(YOUR OBJECTIVE) Gather every line in the records below that contains the word "celestial".

── INPUT

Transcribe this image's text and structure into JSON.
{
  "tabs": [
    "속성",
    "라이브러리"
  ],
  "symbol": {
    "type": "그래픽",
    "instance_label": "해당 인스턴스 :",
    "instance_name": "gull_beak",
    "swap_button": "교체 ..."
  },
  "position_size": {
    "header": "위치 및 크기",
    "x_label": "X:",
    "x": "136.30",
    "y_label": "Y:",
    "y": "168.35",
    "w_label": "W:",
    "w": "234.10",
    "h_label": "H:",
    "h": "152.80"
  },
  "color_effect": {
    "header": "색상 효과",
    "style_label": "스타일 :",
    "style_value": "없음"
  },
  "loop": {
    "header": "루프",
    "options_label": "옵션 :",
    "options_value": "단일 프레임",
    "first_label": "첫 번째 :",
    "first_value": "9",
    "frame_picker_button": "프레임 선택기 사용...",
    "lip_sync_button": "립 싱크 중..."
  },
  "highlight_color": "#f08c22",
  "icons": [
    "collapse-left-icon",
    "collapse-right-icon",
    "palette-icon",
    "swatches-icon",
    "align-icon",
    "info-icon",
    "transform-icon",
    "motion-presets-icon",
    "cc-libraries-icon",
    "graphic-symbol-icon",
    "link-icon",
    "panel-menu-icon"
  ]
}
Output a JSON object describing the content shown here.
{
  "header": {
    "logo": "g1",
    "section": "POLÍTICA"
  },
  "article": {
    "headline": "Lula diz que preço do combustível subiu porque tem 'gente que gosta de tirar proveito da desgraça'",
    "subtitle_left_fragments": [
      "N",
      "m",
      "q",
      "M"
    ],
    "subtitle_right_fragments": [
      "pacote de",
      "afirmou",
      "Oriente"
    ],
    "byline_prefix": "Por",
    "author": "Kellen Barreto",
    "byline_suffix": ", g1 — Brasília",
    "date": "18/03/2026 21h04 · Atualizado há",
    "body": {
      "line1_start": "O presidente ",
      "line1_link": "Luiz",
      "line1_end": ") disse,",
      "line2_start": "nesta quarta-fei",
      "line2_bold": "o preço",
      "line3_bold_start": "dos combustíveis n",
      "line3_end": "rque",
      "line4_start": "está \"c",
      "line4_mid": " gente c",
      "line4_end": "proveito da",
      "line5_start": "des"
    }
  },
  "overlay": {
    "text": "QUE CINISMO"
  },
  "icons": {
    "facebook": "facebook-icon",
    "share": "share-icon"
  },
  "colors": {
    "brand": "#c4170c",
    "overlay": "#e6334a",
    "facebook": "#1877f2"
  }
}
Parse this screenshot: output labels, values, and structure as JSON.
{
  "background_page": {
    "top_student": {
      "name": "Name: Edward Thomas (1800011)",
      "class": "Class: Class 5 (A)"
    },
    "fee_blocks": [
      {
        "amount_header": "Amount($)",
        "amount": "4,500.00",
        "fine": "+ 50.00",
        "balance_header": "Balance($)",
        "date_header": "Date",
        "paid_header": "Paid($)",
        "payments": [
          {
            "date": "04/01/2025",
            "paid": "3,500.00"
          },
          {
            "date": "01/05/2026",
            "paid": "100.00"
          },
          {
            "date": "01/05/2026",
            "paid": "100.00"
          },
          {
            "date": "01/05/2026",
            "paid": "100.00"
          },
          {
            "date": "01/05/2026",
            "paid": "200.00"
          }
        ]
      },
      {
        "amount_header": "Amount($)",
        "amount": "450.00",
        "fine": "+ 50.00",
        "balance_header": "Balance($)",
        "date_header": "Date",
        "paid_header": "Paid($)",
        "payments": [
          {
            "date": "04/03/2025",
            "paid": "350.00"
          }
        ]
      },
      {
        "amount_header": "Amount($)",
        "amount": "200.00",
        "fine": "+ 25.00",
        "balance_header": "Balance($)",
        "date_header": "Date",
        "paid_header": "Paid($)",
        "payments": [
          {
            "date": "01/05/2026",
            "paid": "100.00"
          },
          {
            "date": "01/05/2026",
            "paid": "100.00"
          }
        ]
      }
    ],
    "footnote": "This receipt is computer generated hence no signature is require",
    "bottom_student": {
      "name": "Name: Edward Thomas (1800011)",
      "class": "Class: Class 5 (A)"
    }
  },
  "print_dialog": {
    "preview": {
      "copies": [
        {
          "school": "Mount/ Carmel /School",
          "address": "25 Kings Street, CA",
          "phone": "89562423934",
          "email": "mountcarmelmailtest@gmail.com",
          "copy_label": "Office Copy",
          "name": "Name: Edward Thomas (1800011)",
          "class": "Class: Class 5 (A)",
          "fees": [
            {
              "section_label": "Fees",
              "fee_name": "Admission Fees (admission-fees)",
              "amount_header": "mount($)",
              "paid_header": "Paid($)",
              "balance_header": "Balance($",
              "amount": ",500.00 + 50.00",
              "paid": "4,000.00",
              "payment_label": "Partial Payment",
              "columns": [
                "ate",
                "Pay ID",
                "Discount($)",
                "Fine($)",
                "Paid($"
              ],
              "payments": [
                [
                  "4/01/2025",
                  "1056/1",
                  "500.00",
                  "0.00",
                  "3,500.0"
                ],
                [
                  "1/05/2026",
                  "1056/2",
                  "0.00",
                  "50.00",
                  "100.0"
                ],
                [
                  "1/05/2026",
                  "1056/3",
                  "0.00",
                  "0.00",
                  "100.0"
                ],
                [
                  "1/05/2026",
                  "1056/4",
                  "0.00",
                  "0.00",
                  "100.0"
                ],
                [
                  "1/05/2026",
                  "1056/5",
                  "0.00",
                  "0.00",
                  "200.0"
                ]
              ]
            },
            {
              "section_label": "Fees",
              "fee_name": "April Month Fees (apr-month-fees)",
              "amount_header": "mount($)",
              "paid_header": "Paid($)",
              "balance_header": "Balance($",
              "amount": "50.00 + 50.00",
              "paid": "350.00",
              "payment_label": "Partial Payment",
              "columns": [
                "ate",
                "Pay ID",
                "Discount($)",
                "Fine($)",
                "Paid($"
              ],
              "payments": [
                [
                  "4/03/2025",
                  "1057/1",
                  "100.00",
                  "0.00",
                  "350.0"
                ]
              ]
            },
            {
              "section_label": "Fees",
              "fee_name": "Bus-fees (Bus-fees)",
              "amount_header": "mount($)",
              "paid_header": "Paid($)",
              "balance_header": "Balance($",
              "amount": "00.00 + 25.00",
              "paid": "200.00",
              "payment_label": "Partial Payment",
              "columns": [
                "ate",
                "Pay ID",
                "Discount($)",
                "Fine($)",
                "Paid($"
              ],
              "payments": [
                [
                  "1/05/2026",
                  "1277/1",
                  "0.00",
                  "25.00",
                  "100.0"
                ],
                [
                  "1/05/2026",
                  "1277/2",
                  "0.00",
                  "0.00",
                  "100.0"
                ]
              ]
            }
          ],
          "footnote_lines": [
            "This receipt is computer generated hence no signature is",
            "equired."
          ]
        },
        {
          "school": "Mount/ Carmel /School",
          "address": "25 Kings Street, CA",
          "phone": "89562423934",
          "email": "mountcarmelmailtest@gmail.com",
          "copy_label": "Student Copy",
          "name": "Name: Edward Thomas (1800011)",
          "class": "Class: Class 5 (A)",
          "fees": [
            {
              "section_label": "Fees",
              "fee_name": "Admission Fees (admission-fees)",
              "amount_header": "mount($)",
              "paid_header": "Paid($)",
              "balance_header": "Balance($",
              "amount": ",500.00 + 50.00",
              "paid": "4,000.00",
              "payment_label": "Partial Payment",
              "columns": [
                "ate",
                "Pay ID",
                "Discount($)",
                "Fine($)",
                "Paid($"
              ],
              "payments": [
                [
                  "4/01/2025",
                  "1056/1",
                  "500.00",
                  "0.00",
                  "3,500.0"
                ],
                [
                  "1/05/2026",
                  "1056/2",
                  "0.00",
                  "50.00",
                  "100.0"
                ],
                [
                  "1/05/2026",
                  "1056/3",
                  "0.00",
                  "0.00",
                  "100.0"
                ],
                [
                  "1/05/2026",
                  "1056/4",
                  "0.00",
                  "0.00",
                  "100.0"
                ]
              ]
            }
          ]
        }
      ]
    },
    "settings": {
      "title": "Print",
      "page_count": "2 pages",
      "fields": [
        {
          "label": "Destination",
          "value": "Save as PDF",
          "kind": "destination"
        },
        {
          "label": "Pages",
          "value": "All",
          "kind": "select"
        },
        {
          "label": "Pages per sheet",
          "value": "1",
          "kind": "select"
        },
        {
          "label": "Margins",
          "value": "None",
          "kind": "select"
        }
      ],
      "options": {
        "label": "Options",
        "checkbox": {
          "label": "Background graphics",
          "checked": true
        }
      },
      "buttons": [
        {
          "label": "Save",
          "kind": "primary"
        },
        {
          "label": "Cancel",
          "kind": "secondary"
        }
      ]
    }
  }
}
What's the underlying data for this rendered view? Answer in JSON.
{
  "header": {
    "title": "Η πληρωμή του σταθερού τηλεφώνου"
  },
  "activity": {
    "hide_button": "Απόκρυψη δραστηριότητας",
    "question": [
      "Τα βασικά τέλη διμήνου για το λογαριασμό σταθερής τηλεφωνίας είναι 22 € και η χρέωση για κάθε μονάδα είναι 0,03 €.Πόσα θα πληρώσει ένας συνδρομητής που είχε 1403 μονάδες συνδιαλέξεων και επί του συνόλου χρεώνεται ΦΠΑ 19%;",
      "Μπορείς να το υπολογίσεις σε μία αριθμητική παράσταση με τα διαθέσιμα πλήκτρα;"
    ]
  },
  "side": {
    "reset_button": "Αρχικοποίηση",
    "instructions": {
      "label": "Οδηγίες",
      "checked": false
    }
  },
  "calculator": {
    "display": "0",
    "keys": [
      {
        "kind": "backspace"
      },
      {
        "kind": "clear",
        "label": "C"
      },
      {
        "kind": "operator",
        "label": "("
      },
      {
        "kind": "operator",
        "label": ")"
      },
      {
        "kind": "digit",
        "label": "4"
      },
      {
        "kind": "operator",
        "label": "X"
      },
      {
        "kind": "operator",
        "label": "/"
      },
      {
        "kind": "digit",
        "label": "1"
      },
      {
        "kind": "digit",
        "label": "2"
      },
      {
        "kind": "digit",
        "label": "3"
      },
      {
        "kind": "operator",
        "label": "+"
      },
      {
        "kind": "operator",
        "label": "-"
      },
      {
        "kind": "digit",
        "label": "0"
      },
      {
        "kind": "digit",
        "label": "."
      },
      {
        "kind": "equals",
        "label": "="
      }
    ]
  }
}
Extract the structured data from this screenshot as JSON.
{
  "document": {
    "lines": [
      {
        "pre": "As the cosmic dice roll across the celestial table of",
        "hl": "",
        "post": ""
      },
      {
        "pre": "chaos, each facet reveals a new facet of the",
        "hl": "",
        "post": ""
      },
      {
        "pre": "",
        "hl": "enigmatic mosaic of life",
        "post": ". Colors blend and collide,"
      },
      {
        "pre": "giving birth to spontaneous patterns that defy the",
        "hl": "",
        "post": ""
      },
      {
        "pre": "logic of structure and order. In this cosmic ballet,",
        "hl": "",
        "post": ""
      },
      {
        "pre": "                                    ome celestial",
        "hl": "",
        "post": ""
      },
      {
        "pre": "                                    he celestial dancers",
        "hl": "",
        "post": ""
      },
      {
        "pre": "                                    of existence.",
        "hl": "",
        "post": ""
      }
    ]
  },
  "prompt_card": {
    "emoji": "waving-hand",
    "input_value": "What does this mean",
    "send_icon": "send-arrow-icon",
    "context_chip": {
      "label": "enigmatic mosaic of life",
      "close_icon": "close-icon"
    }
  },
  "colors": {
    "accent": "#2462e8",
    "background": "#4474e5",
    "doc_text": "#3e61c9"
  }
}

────

(SOLUTION TO THIS PROBLEM)
        "pre": "As the cosmic dice roll across the celestial table of",
        "pre": "                                    ome celestial",
        "pre": "                                    he celestial dancers",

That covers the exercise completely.